Both the high-quality of life and low cost of living in Baltimore has sparked renewed growth in downtown Baltimore. Bracken says that although the city was expanding from 1990 until about 2000, at the same time it was also experiencing an exodus in population. That trend has ended and now the downtown population is on the rise.Up the Road
Less than 50 miles from D.C., the proximity to the nation's capitol has helped fuel this resurgence as people realize they can enjoy the advantages of city living without the costs associated with the District. MARC trains running from downtown Baltimore to Union Station also make it fairly easy for those commuting to D.C.
"The benefits of being close to D.C. during the recession are significant," Bracken says.
As for quality of life, Bracken added that he's always felt that Baltimore is an as of yet undiscovered treasure. "One of the things I love about Baltimore is that it has all of the things that you find in Boston without the hassle. The ocean is two hours away. The mountains are two hours away. You have a very similar lifestyle. However, the traffic in Baltimore is nothing compared to Boston."

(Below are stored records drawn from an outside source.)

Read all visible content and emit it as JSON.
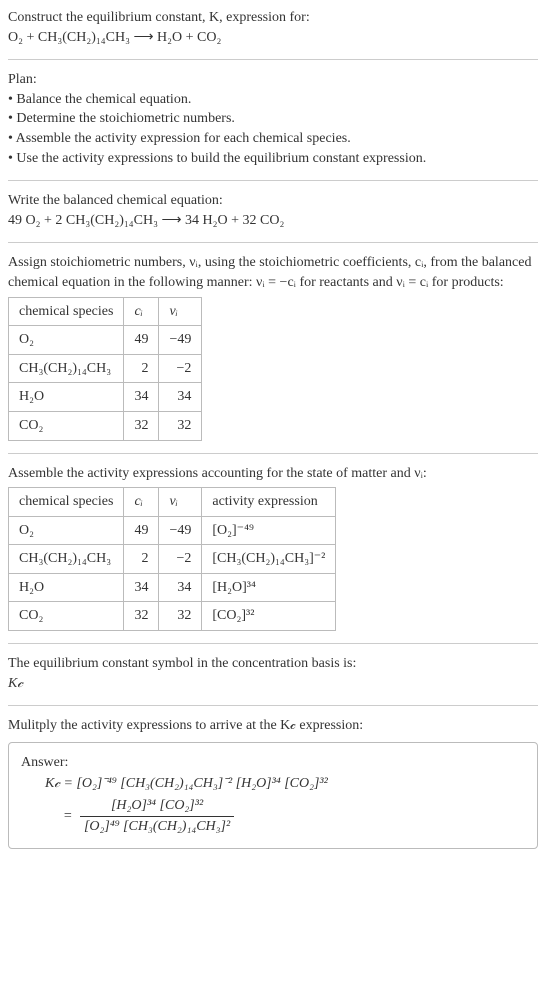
{
  "header": {
    "title_line1": "Construct the equilibrium constant, K, expression for:",
    "eq1": "O₂ + CH₃(CH₂)₁₄CH₃  ⟶  H₂O + CO₂"
  },
  "plan": {
    "heading": "Plan:",
    "b1": "• Balance the chemical equation.",
    "b2": "• Determine the stoichiometric numbers.",
    "b3": "• Assemble the activity expression for each chemical species.",
    "b4": "• Use the activity expressions to build the equilibrium constant expression."
  },
  "balanced": {
    "heading": "Write the balanced chemical equation:",
    "eq": "49 O₂ + 2 CH₃(CH₂)₁₄CH₃  ⟶  34 H₂O + 32 CO₂"
  },
  "stoich": {
    "intro1": "Assign stoichiometric numbers, νᵢ, using the stoichiometric coefficients, cᵢ, from the balanced chemical equation in the following manner: νᵢ = −cᵢ for reactants and νᵢ = cᵢ for products:",
    "h1": "chemical species",
    "h2": "cᵢ",
    "h3": "νᵢ",
    "r1c1": "O₂",
    "r1c2": "49",
    "r1c3": "−49",
    "r2c1": "CH₃(CH₂)₁₄CH₃",
    "r2c2": "2",
    "r2c3": "−2",
    "r3c1": "H₂O",
    "r3c2": "34",
    "r3c3": "34",
    "r4c1": "CO₂",
    "r4c2": "32",
    "r4c3": "32"
  },
  "activity": {
    "intro": "Assemble the activity expressions accounting for the state of matter and νᵢ:",
    "h1": "chemical species",
    "h2": "cᵢ",
    "h3": "νᵢ",
    "h4": "activity expression",
    "r1c1": "O₂",
    "r1c2": "49",
    "r1c3": "−49",
    "r1c4": "[O₂]⁻⁴⁹",
    "r2c1": "CH₃(CH₂)₁₄CH₃",
    "r2c2": "2",
    "r2c3": "−2",
    "r2c4": "[CH₃(CH₂)₁₄CH₃]⁻²",
    "r3c1": "H₂O",
    "r3c2": "34",
    "r3c3": "34",
    "r3c4": "[H₂O]³⁴",
    "r4c1": "CO₂",
    "r4c2": "32",
    "r4c3": "32",
    "r4c4": "[CO₂]³²"
  },
  "kc_symbol": {
    "line1": "The equilibrium constant symbol in the concentration basis is:",
    "line2": "K𝒸"
  },
  "multiply": {
    "line": "Mulitply the activity expressions to arrive at the K𝒸 expression:"
  },
  "answer": {
    "heading": "Answer:",
    "line1": "K𝒸 = [O₂]⁻⁴⁹ [CH₃(CH₂)₁₄CH₃]⁻² [H₂O]³⁴ [CO₂]³²",
    "eq_prefix": "= ",
    "frac_num": "[H₂O]³⁴ [CO₂]³²",
    "frac_den": "[O₂]⁴⁹ [CH₃(CH₂)₁₄CH₃]²"
  }
}
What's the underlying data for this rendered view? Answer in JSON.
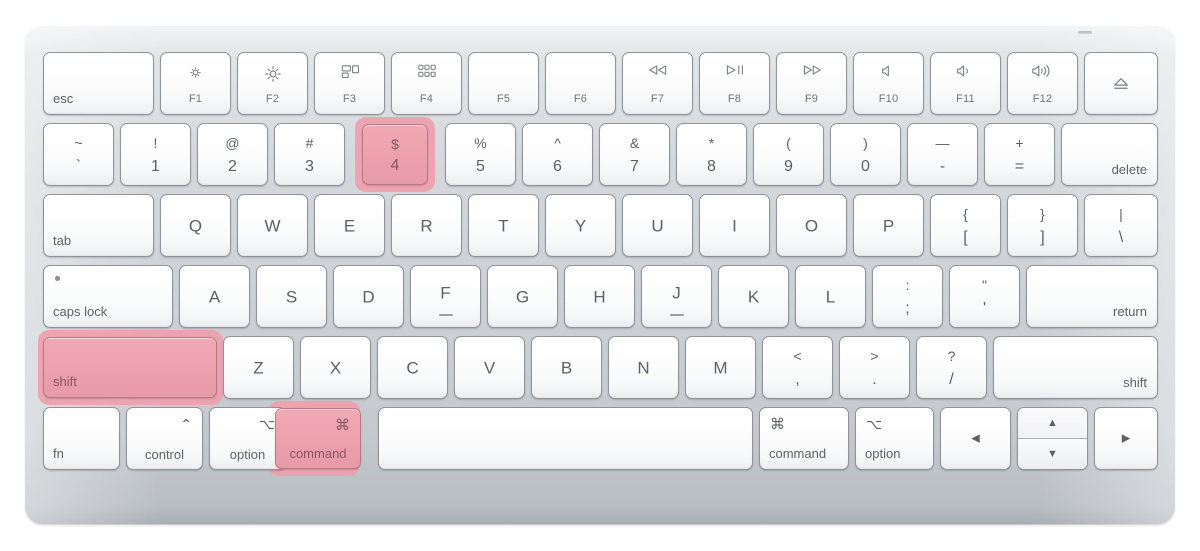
{
  "device": {
    "name": "Apple Magic Keyboard",
    "body_color": "#cdd0d4",
    "key_color": "#ffffff",
    "key_border_color": "#8f959b",
    "label_color": "#5d6166",
    "highlight_fill": "#eda2ae",
    "highlight_glow": "#eda0ac",
    "highlight_border": "#bd7782",
    "highlight_label_color": "#8d5560"
  },
  "highlighted_keys": [
    "shift",
    "command",
    "4"
  ],
  "shortcut": "shift + command + 4",
  "rows": {
    "function_row": [
      {
        "name": "esc",
        "label": "esc",
        "icon": "",
        "sub": "",
        "align": "bottom-left"
      },
      {
        "name": "f1",
        "label": "",
        "icon": "brightness-low",
        "sub": "F1",
        "align": "icon-top"
      },
      {
        "name": "f2",
        "label": "",
        "icon": "brightness-high",
        "sub": "F2",
        "align": "icon-top"
      },
      {
        "name": "f3",
        "label": "",
        "icon": "mission-control",
        "sub": "F3",
        "align": "icon-top"
      },
      {
        "name": "f4",
        "label": "",
        "icon": "launchpad",
        "sub": "F4",
        "align": "icon-top"
      },
      {
        "name": "f5",
        "label": "",
        "icon": "",
        "sub": "F5",
        "align": "icon-top"
      },
      {
        "name": "f6",
        "label": "",
        "icon": "",
        "sub": "F6",
        "align": "icon-top"
      },
      {
        "name": "f7",
        "label": "",
        "icon": "rewind",
        "sub": "F7",
        "align": "icon-top"
      },
      {
        "name": "f8",
        "label": "",
        "icon": "play-pause",
        "sub": "F8",
        "align": "icon-top"
      },
      {
        "name": "f9",
        "label": "",
        "icon": "fast-forward",
        "sub": "F9",
        "align": "icon-top"
      },
      {
        "name": "f10",
        "label": "",
        "icon": "volume-mute",
        "sub": "F10",
        "align": "icon-top"
      },
      {
        "name": "f11",
        "label": "",
        "icon": "volume-down",
        "sub": "F11",
        "align": "icon-top"
      },
      {
        "name": "f12",
        "label": "",
        "icon": "volume-up",
        "sub": "F12",
        "align": "icon-top"
      },
      {
        "name": "eject",
        "label": "",
        "icon": "eject",
        "sub": "",
        "align": "icon-center"
      }
    ],
    "number_row": [
      {
        "name": "grave",
        "top": "~",
        "bottom": "`"
      },
      {
        "name": "1",
        "top": "!",
        "bottom": "1"
      },
      {
        "name": "2",
        "top": "@",
        "bottom": "2"
      },
      {
        "name": "3",
        "top": "#",
        "bottom": "3"
      },
      {
        "name": "4",
        "top": "$",
        "bottom": "4",
        "highlighted": true
      },
      {
        "name": "5",
        "top": "%",
        "bottom": "5"
      },
      {
        "name": "6",
        "top": "^",
        "bottom": "6"
      },
      {
        "name": "7",
        "top": "&",
        "bottom": "7"
      },
      {
        "name": "8",
        "top": "*",
        "bottom": "8"
      },
      {
        "name": "9",
        "top": "(",
        "bottom": "9"
      },
      {
        "name": "0",
        "top": ")",
        "bottom": "0"
      },
      {
        "name": "minus",
        "top": "—",
        "bottom": "-"
      },
      {
        "name": "equal",
        "top": "+",
        "bottom": "="
      },
      {
        "name": "delete",
        "label": "delete",
        "align": "bottom-right"
      }
    ],
    "top_row": [
      {
        "name": "tab",
        "label": "tab",
        "align": "bottom-left"
      },
      {
        "name": "q",
        "label": "Q"
      },
      {
        "name": "w",
        "label": "W"
      },
      {
        "name": "e",
        "label": "E"
      },
      {
        "name": "r",
        "label": "R"
      },
      {
        "name": "t",
        "label": "T"
      },
      {
        "name": "y",
        "label": "Y"
      },
      {
        "name": "u",
        "label": "U"
      },
      {
        "name": "i",
        "label": "I"
      },
      {
        "name": "o",
        "label": "O"
      },
      {
        "name": "p",
        "label": "P"
      },
      {
        "name": "bracket-left",
        "top": "{",
        "bottom": "["
      },
      {
        "name": "bracket-right",
        "top": "}",
        "bottom": "]"
      },
      {
        "name": "backslash",
        "top": "|",
        "bottom": "\\"
      }
    ],
    "home_row": [
      {
        "name": "caps-lock",
        "label": "caps lock",
        "align": "bottom-left",
        "led": true
      },
      {
        "name": "a",
        "label": "A"
      },
      {
        "name": "s",
        "label": "S"
      },
      {
        "name": "d",
        "label": "D"
      },
      {
        "name": "f",
        "label": "F",
        "bump": true
      },
      {
        "name": "g",
        "label": "G"
      },
      {
        "name": "h",
        "label": "H"
      },
      {
        "name": "j",
        "label": "J",
        "bump": true
      },
      {
        "name": "k",
        "label": "K"
      },
      {
        "name": "l",
        "label": "L"
      },
      {
        "name": "semicolon",
        "top": ":",
        "bottom": ";"
      },
      {
        "name": "quote",
        "top": "\"",
        "bottom": "'"
      },
      {
        "name": "return",
        "label": "return",
        "align": "bottom-right"
      }
    ],
    "bottom_letter_row": [
      {
        "name": "shift-left",
        "label": "shift",
        "align": "bottom-left",
        "highlighted": true
      },
      {
        "name": "z",
        "label": "Z"
      },
      {
        "name": "x",
        "label": "X"
      },
      {
        "name": "c",
        "label": "C"
      },
      {
        "name": "v",
        "label": "V"
      },
      {
        "name": "b",
        "label": "B"
      },
      {
        "name": "n",
        "label": "N"
      },
      {
        "name": "m",
        "label": "M"
      },
      {
        "name": "comma",
        "top": "<",
        "bottom": ","
      },
      {
        "name": "period",
        "top": ">",
        "bottom": "."
      },
      {
        "name": "slash",
        "top": "?",
        "bottom": "/"
      },
      {
        "name": "shift-right",
        "label": "shift",
        "align": "bottom-right"
      }
    ],
    "modifier_row": [
      {
        "name": "fn",
        "label": "fn",
        "glyph": "",
        "align": "bottom-left"
      },
      {
        "name": "control",
        "label": "control",
        "glyph": "⌃",
        "align": "glyph-top-right"
      },
      {
        "name": "option-left",
        "label": "option",
        "glyph": "⌥",
        "align": "glyph-top-right"
      },
      {
        "name": "command-left",
        "label": "command",
        "glyph": "⌘",
        "align": "glyph-top-right",
        "highlighted": true
      },
      {
        "name": "space",
        "label": "",
        "glyph": ""
      },
      {
        "name": "command-right",
        "label": "command",
        "glyph": "⌘",
        "align": "glyph-top-left"
      },
      {
        "name": "option-right",
        "label": "option",
        "glyph": "⌥",
        "align": "glyph-top-left"
      },
      {
        "name": "arrow-left",
        "label": "◀"
      },
      {
        "name": "arrow-up-down",
        "up": "▲",
        "down": "▼"
      },
      {
        "name": "arrow-right",
        "label": "▶"
      }
    ]
  }
}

"I've always thought that Baltimore is a well-kept secret" Jim Lodico is a freelance writer and independent commercial copywriter/marketing consultant. Send feedback here.